*Exercise aim*
A line qualifies if it holds the string "JSON". Copy every qualifying line from the records.

::: Entries supplied :::

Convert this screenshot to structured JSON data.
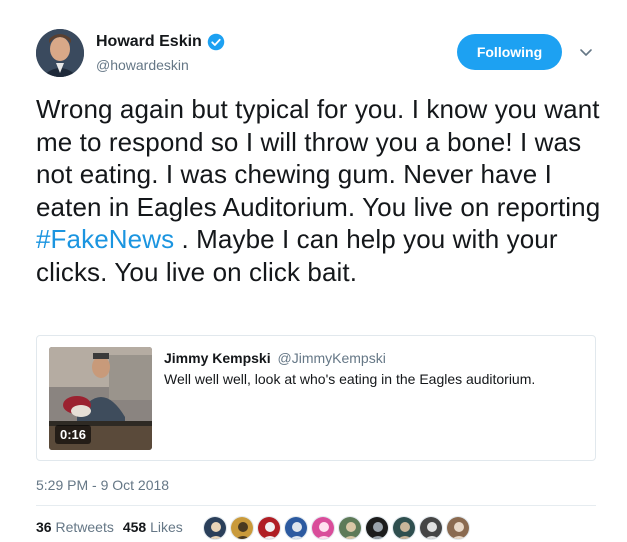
{
  "author": {
    "name": "Howard Eskin",
    "handle": "@howardeskin",
    "verified": true
  },
  "follow_button": {
    "label": "Following"
  },
  "tweet": {
    "text_before_hashtag": "Wrong again but typical for you.  I know you want me to respond so I will throw you a bone! I was not eating.  I was chewing gum.  Never have I eaten in Eagles Auditorium. You live on reporting ",
    "hashtag": "#FakeNews",
    "text_after_hashtag": " . Maybe I can help you with your clicks. You live on click bait."
  },
  "quoted_tweet": {
    "author_name": "Jimmy Kempski",
    "author_handle": "@JimmyKempski",
    "text": "Well well well, look at who's eating in the Eagles auditorium.",
    "video_duration": "0:16"
  },
  "timestamp": "5:29 PM - 9 Oct 2018",
  "stats": {
    "retweets_count": "36",
    "retweets_label": "Retweets",
    "likes_count": "458",
    "likes_label": "Likes"
  },
  "colors": {
    "accent": "#1da1f2",
    "hashtag": "#1b95e0",
    "secondary_text": "#657786"
  },
  "liker_avatars": [
    {
      "bg": "#2a3f5a",
      "fg": "#e8d4b8"
    },
    {
      "bg": "#c99a3b",
      "fg": "#4a3a20"
    },
    {
      "bg": "#b01e24",
      "fg": "#f2f2f2"
    },
    {
      "bg": "#2c5aa0",
      "fg": "#dfe6ee"
    },
    {
      "bg": "#d94d9a",
      "fg": "#ffe0ef"
    },
    {
      "bg": "#5d7a58",
      "fg": "#d9c7a6"
    },
    {
      "bg": "#1c1c1c",
      "fg": "#9aa3ab"
    },
    {
      "bg": "#2f4f4f",
      "fg": "#c9b59a"
    },
    {
      "bg": "#454545",
      "fg": "#e0e0e0"
    },
    {
      "bg": "#8a6a50",
      "fg": "#e8d8c8"
    }
  ]
}
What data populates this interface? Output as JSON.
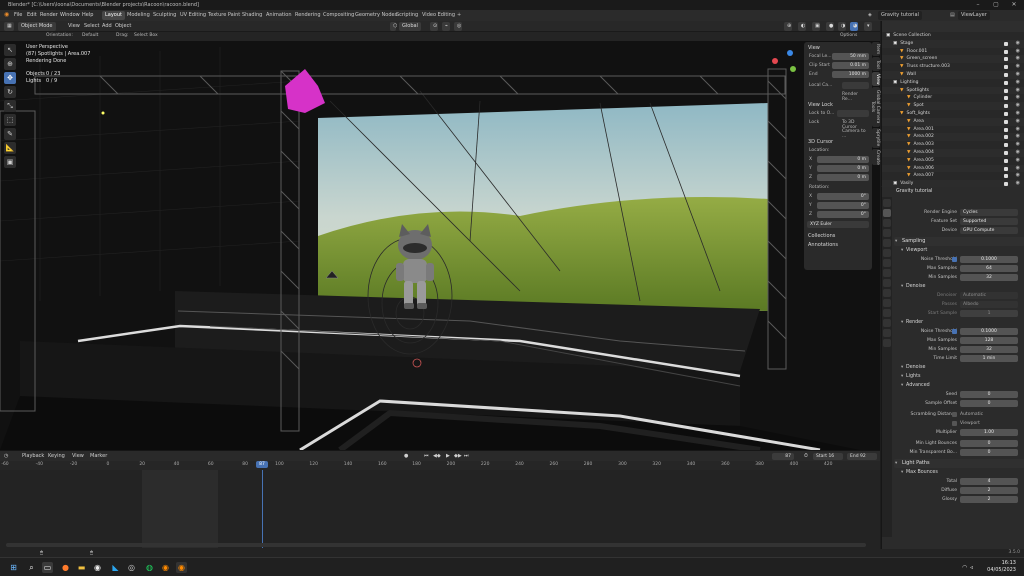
{
  "window": {
    "title": "Blender* [C:\\Users\\loona\\Documents\\Blender projects\\Racoon\\racoon.blend]"
  },
  "menu": {
    "items": [
      "File",
      "Edit",
      "Render",
      "Window",
      "Help"
    ],
    "workspaces": [
      "Layout",
      "Modeling",
      "Sculpting",
      "UV Editing",
      "Texture Paint",
      "Shading",
      "Animation",
      "Rendering",
      "Compositing",
      "Geometry Nodes",
      "Scripting",
      "Video Editing"
    ],
    "active_workspace": "Layout",
    "scene": "Gravity tutorial",
    "view_layer": "ViewLayer"
  },
  "viewport_header": {
    "mode": "Object Mode",
    "menus": [
      "View",
      "Select",
      "Add",
      "Object"
    ],
    "transform": "Global",
    "orientation_label": "Orientation:",
    "orientation_value": "Default",
    "drag_label": "Drag:",
    "drag_value": "Select Box",
    "options": "Options"
  },
  "viewport_overlay": {
    "perspective": "User Perspective",
    "collection": "(87) Spotlights | Area.007",
    "status": "Rendering Done",
    "objects_label": "Objects",
    "objects_value": "0 / 23",
    "lights_label": "Lights",
    "lights_value": "0 / 9"
  },
  "npanel": {
    "view_header": "View",
    "focal_label": "Focal Le...",
    "focal_value": "50 mm",
    "clip_start_label": "Clip Start",
    "clip_start_value": "0.01 m",
    "clip_end_label": "End",
    "clip_end_value": "1000 m",
    "local_camera_label": "Local Ca...",
    "render_region": "Render Re...",
    "view_lock_header": "View Lock",
    "lock_to_label": "Lock to O...",
    "lock_label": "Lock",
    "to_3d_cursor": "To 3D Cursor",
    "camera_to": "Camera to ...",
    "cursor_header": "3D Cursor",
    "location_label": "Location:",
    "loc_x": "0 m",
    "loc_y": "0 m",
    "loc_z": "0 m",
    "rotation_label": "Rotation:",
    "rot_x": "0°",
    "rot_y": "0°",
    "rot_z": "0°",
    "rotation_mode": "XYZ Euler",
    "collections": "Collections",
    "annotations": "Annotations",
    "axis_x": "X",
    "axis_y": "Y",
    "axis_z": "Z",
    "tabs": [
      "Item",
      "Tool",
      "View",
      "Global Camera Tools",
      "Sprytile",
      "Create"
    ]
  },
  "outliner": {
    "rows": [
      {
        "label": "Scene Collection",
        "indent": 0
      },
      {
        "label": "Stage",
        "indent": 1
      },
      {
        "label": "Floor.001",
        "indent": 2
      },
      {
        "label": "Green_screen",
        "indent": 2
      },
      {
        "label": "Truss structure.003",
        "indent": 2
      },
      {
        "label": "Wall",
        "indent": 2
      },
      {
        "label": "Lighting",
        "indent": 1
      },
      {
        "label": "Spotlights",
        "indent": 2
      },
      {
        "label": "Cylinder",
        "indent": 3
      },
      {
        "label": "Spot",
        "indent": 3
      },
      {
        "label": "Soft_lights",
        "indent": 2
      },
      {
        "label": "Area",
        "indent": 3
      },
      {
        "label": "Area.001",
        "indent": 3
      },
      {
        "label": "Area.002",
        "indent": 3
      },
      {
        "label": "Area.003",
        "indent": 3
      },
      {
        "label": "Area.004",
        "indent": 3
      },
      {
        "label": "Area.005",
        "indent": 3
      },
      {
        "label": "Area.006",
        "indent": 3
      },
      {
        "label": "Area.007",
        "indent": 3
      },
      {
        "label": "Vasily",
        "indent": 1
      }
    ]
  },
  "properties": {
    "context": "Gravity tutorial",
    "render_engine_label": "Render Engine",
    "render_engine": "Cycles",
    "feature_set_label": "Feature Set",
    "feature_set": "Supported",
    "device_label": "Device",
    "device": "GPU Compute",
    "sampling": "Sampling",
    "viewport": "Viewport",
    "noise_threshold_label": "Noise Threshold",
    "vp_noise_threshold": "0.1000",
    "max_samples_label": "Max Samples",
    "vp_max_samples": "64",
    "min_samples_label": "Min Samples",
    "vp_min_samples": "32",
    "denoise": "Denoise",
    "denoiser_label": "Denoiser",
    "denoiser": "Automatic",
    "passes_label": "Passes",
    "passes": "Albedo",
    "start_sample_label": "Start Sample",
    "start_sample": "1",
    "render": "Render",
    "r_noise_threshold": "0.1000",
    "r_max_samples": "128",
    "r_min_samples": "32",
    "time_limit_label": "Time Limit",
    "time_limit": "1 min",
    "denoise2": "Denoise",
    "lights": "Lights",
    "advanced": "Advanced",
    "seed_label": "Seed",
    "seed": "0",
    "sample_offset_label": "Sample Offset",
    "sample_offset": "0",
    "scrambling_label": "Scrambling Distance",
    "automatic": "Automatic",
    "viewport_cb": "Viewport",
    "multiplier_label": "Multiplier",
    "multiplier": "1.00",
    "min_light_bounces_label": "Min Light Bounces",
    "min_light_bounces": "0",
    "min_transparent_label": "Min Transparent Bo...",
    "min_transparent": "0",
    "light_paths": "Light Paths",
    "max_bounces": "Max Bounces",
    "total_label": "Total",
    "total": "4",
    "diffuse_label": "Diffuse",
    "diffuse": "2",
    "glossy_label": "Glossy",
    "glossy": "2"
  },
  "timeline": {
    "menus": [
      "Playback",
      "Keying",
      "View",
      "Marker"
    ],
    "current_frame": "87",
    "start_label": "Start",
    "start": "16",
    "end_label": "End",
    "end": "92",
    "ticks": [
      "-60",
      "-40",
      "-20",
      "0",
      "20",
      "40",
      "60",
      "80",
      "100",
      "120",
      "140",
      "160",
      "180",
      "200",
      "220",
      "240",
      "260",
      "280",
      "300",
      "320",
      "340",
      "360",
      "380",
      "400",
      "420"
    ],
    "playhead_label": "87"
  },
  "statusbar": {
    "version": "3.5.0"
  },
  "taskbar": {
    "time": "16:13",
    "date": "04/05/2023"
  }
}
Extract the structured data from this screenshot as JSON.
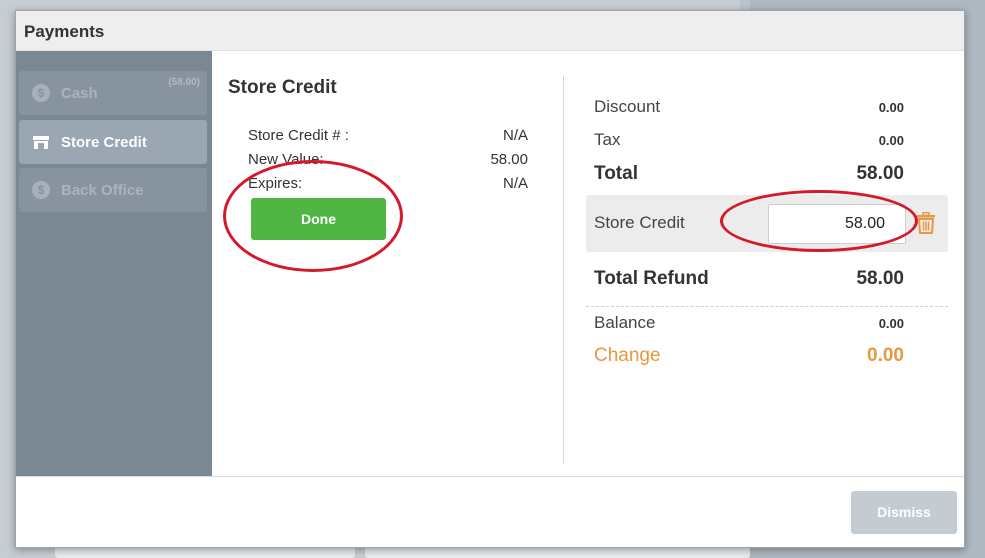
{
  "modal": {
    "title": "Payments"
  },
  "sidebar": {
    "items": [
      {
        "label": "Cash",
        "amount": "(58.00)",
        "icon": "dollar-icon"
      },
      {
        "label": "Store Credit",
        "icon": "store-icon"
      },
      {
        "label": "Back Office",
        "icon": "dollar-icon"
      }
    ]
  },
  "store_credit_panel": {
    "title": "Store Credit",
    "rows": [
      {
        "label": "Store Credit # :",
        "value": "N/A"
      },
      {
        "label": "New Value:",
        "value": "58.00"
      },
      {
        "label": "Expires:",
        "value": "N/A"
      }
    ],
    "done_label": "Done"
  },
  "summary": {
    "discount": {
      "label": "Discount",
      "value": "0.00"
    },
    "tax": {
      "label": "Tax",
      "value": "0.00"
    },
    "total": {
      "label": "Total",
      "value": "58.00"
    },
    "store_credit": {
      "label": "Store Credit",
      "value": "58.00"
    },
    "total_refund": {
      "label": "Total Refund",
      "value": "58.00"
    },
    "balance": {
      "label": "Balance",
      "value": "0.00"
    },
    "change": {
      "label": "Change",
      "value": "0.00"
    }
  },
  "footer": {
    "dismiss_label": "Dismiss"
  },
  "colors": {
    "accent_green": "#4fb643",
    "change_orange": "#e8983e",
    "annotation_red": "#d3192a",
    "sidebar": "#7b8893"
  }
}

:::

*Written solution*
Convert this screenshot to structured JSON data.
What data populates this interface? Output as JSON.
Extract the structured data from this screenshot as JSON.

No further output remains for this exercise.